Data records
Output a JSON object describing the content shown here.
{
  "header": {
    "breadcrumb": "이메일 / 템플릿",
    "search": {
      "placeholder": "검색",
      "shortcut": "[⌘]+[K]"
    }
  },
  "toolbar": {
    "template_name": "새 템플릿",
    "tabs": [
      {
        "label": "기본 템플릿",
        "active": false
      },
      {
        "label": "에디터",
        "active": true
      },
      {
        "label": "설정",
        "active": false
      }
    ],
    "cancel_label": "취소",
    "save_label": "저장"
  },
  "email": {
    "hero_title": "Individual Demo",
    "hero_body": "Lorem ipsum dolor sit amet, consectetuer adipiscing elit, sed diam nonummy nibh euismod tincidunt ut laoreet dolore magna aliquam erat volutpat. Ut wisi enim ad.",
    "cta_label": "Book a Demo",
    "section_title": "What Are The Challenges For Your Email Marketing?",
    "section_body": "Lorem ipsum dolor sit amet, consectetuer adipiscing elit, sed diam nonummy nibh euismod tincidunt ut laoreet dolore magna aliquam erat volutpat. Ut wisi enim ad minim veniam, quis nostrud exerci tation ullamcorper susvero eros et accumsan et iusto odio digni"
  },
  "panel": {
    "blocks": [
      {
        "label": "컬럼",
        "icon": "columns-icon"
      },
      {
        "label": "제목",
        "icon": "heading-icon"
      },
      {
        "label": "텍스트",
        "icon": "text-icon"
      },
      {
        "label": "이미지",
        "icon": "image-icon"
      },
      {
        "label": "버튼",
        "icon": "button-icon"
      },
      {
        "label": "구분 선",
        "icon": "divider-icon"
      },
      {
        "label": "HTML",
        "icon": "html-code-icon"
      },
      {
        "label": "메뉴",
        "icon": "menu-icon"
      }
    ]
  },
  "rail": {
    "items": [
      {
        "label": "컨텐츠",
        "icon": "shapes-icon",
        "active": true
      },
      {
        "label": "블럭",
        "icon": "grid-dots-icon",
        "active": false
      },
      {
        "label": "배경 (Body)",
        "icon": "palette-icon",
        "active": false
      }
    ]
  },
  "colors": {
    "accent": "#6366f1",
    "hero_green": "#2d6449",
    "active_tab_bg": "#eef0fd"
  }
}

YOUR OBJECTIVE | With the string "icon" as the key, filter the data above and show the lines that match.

RESPONSE AREA |
        "icon": "columns-icon"
        "icon": "heading-icon"
        "icon": "text-icon"
        "icon": "image-icon"
        "icon": "button-icon"
        "icon": "divider-icon"
        "icon": "html-code-icon"
        "icon": "menu-icon"
        "icon": "shapes-icon",
        "icon": "grid-dots-icon",
        "icon": "palette-icon",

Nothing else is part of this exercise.